**What needs to be done:** Omit all pictures and give the records below again exactly as written.
#### Given data
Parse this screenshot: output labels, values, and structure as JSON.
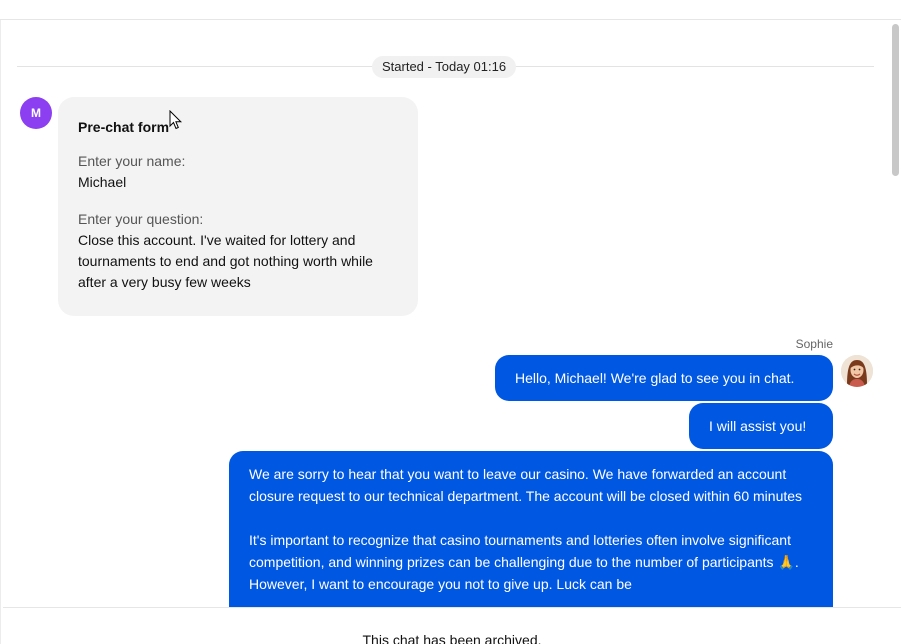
{
  "chat": {
    "started_label": "Started - Today 01:16",
    "customer_initial": "M",
    "prechat": {
      "title": "Pre-chat form",
      "name_label": "Enter your name:",
      "name_value": "Michael",
      "question_label": "Enter your question:",
      "question_value": "Close this account. I've waited for lottery and tournaments to end and got nothing worth while after a very busy few weeks"
    },
    "agent_name": "Sophie",
    "messages": [
      "Hello, Michael! We're glad to see you in chat.",
      "I will assist you!"
    ],
    "long_message": {
      "para1": "We are sorry to hear that you want to leave our casino. We have forwarded an account closure request to our technical department. The account will be closed within 60 minutes",
      "para2": "It's important to recognize that casino tournaments and lotteries often involve significant competition, and winning prizes can be challenging due to the number of participants 🙏. However, I want to encourage you not to give up. Luck can be"
    }
  },
  "footer": {
    "archived_text": "This chat has been archived."
  },
  "colors": {
    "agent_bubble": "#0057e2",
    "customer_avatar": "#8b3ff0",
    "prechat_bg": "#f3f3f3"
  }
}
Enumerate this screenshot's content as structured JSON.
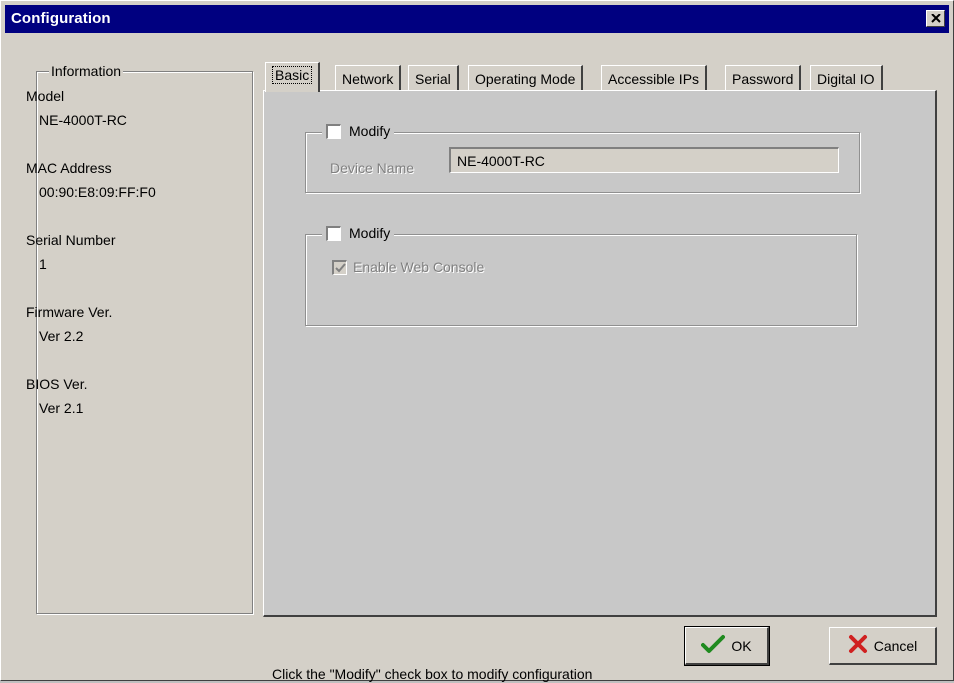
{
  "window": {
    "title": "Configuration"
  },
  "info": {
    "group_title": "Information",
    "fields": [
      {
        "label": "Model",
        "value": "NE-4000T-RC"
      },
      {
        "label": "MAC Address",
        "value": "00:90:E8:09:FF:F0"
      },
      {
        "label": "Serial Number",
        "value": "1"
      },
      {
        "label": "Firmware Ver.",
        "value": "Ver 2.2"
      },
      {
        "label": "BIOS Ver.",
        "value": "Ver 2.1"
      }
    ]
  },
  "tabs": [
    {
      "label": "Basic",
      "active": true
    },
    {
      "label": "Network"
    },
    {
      "label": "Serial"
    },
    {
      "label": "Operating Mode"
    },
    {
      "label": "Accessible IPs"
    },
    {
      "label": "Password"
    },
    {
      "label": "Digital IO"
    }
  ],
  "basic": {
    "group1": {
      "modify_label": "Modify",
      "modify_checked": false,
      "device_name_label": "Device Name",
      "device_name_value": "NE-4000T-RC"
    },
    "group2": {
      "modify_label": "Modify",
      "modify_checked": false,
      "web_console_label": "Enable Web Console",
      "web_console_checked": true
    }
  },
  "footer": {
    "hint": "Click the \"Modify\" check box to modify configuration",
    "ok_label": "OK",
    "cancel_label": "Cancel"
  }
}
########
**Result of this exercise:**
Parse this screenshot: output labels, values, and structure as JSON.
{
  "chat": {
    "started_label": "Started - Today 01:16",
    "customer_initial": "M",
    "prechat": {
      "title": "Pre-chat form",
      "name_label": "Enter your name:",
      "name_value": "Michael",
      "question_label": "Enter your question:",
      "question_value": "Close this account. I've waited for lottery and tournaments to end and got nothing worth while after a very busy few weeks"
    },
    "agent_name": "Sophie",
    "messages": [
      "Hello, Michael! We're glad to see you in chat.",
      "I will assist you!"
    ],
    "long_message": {
      "para1": "We are sorry to hear that you want to leave our casino. We have forwarded an account closure request to our technical department. The account will be closed within 60 minutes",
      "para2": "It's important to recognize that casino tournaments and lotteries often involve significant competition, and winning prizes can be challenging due to the number of participants 🙏. However, I want to encourage you not to give up. Luck can be"
    }
  },
  "footer": {
    "archived_text": "This chat has been archived."
  },
  "colors": {
    "agent_bubble": "#0057e2",
    "customer_avatar": "#8b3ff0",
    "prechat_bg": "#f3f3f3"
  }
}
Enumerate this screenshot's content as structured JSON.
{
  "window": {
    "title": "Configuration"
  },
  "info": {
    "group_title": "Information",
    "fields": [
      {
        "label": "Model",
        "value": "NE-4000T-RC"
      },
      {
        "label": "MAC Address",
        "value": "00:90:E8:09:FF:F0"
      },
      {
        "label": "Serial Number",
        "value": "1"
      },
      {
        "label": "Firmware Ver.",
        "value": "Ver 2.2"
      },
      {
        "label": "BIOS Ver.",
        "value": "Ver 2.1"
      }
    ]
  },
  "tabs": [
    {
      "label": "Basic",
      "active": true
    },
    {
      "label": "Network"
    },
    {
      "label": "Serial"
    },
    {
      "label": "Operating Mode"
    },
    {
      "label": "Accessible IPs"
    },
    {
      "label": "Password"
    },
    {
      "label": "Digital IO"
    }
  ],
  "basic": {
    "group1": {
      "modify_label": "Modify",
      "modify_checked": false,
      "device_name_label": "Device Name",
      "device_name_value": "NE-4000T-RC"
    },
    "group2": {
      "modify_label": "Modify",
      "modify_checked": false,
      "web_console_label": "Enable Web Console",
      "web_console_checked": true
    }
  },
  "footer": {
    "hint": "Click the \"Modify\" check box to modify configuration",
    "ok_label": "OK",
    "cancel_label": "Cancel"
  }
}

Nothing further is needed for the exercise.